Although bankruptcy filings are climbing back to the all-time high of 2 million reached in 2005, there is a growing concern that many Americans in need of bankruptcy protection are not filing. A recent article in USA Today quotes Katherine Porter, associate professor of law at the University of Iowa who says, “[T]he filing rate doesn’t even begin to count the depth of financial pain.”
Are you hurting financially? Bankruptcy can help ease that pain.
Bankruptcy is a federal legal process for declaring an inability to pay your creditors. When you file bankruptcy you get immediate relief. The bankruptcy court imposes an “automatic stay” prohibiting creditors from taking collection action against you while the bankruptcy case is pending. The automatic stay is very powerful and stops lawsuits, wage garnishments, and even foreclosures. Its purpose is to give the debtor some breathing room and an opportunity to decide how to resolve an overwhelming debt problem.
There are typically two different types of bankruptcy cases: chapter 7 and chapter 13. In chapter 7 you eliminate debt without payment while chapter 13 is a repayment plan over three to five years. At the end of a bankruptcy case the court enters an order discharging eligible debts and permanently prohibits creditors from taking collection action against you.
In some cases certain debts are not discharged. The most common types are family support obligations, student loans, and taxes. However, bankruptcy offers significant relief by discharging other debts and freeing up money to pay the non-discharged debt. Chapter 13 can also be helpful by allowing payment of the non-dischargeable debt under the supervision of the bankruptcy court and without fear of lawsuits, wage garnishments, or other nasty creditor action.

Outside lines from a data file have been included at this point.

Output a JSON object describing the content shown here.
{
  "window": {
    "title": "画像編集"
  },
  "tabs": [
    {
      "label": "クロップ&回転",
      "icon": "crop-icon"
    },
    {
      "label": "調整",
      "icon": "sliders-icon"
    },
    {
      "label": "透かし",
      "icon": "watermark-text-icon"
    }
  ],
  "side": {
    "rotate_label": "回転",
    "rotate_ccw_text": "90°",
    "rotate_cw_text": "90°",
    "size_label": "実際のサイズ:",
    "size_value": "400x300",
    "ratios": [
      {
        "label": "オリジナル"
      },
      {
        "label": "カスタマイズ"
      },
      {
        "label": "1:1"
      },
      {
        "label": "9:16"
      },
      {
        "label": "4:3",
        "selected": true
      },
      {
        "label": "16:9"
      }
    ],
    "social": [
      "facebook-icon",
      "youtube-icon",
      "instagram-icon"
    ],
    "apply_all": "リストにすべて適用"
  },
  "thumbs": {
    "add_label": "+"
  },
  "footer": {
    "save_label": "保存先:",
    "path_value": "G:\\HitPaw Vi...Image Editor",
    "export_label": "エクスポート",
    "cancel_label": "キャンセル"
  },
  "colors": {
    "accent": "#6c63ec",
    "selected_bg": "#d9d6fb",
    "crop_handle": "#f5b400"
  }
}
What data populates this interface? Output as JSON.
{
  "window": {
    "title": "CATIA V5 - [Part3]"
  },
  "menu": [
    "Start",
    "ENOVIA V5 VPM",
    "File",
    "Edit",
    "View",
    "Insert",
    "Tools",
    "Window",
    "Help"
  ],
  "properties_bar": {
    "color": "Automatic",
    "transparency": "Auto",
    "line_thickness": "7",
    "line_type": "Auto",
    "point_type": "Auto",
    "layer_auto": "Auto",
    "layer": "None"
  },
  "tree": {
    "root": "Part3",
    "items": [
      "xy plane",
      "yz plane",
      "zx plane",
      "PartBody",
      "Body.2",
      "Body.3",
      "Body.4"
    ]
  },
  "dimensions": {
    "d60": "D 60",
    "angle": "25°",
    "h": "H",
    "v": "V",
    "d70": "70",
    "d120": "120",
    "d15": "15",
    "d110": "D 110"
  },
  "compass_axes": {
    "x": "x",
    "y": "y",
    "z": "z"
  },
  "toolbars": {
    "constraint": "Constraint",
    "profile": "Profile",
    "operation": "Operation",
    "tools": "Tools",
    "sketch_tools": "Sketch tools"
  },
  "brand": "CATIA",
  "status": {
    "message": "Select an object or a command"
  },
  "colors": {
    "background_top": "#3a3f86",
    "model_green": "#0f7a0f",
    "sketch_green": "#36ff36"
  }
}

The bankruptcy process is very efficient. For most chapter 7 debtors the case will last a few months and requires one meeting with the bankruptcy trustee. The cost of bankruptcy is very reasonable compared to the relief that is given.
If you are hurting financially, speak with an experienced bankruptcy attorney and discover how the federal bankruptcy laws can help you. There are many options available in the law and can give you real relief from overwhelming debt.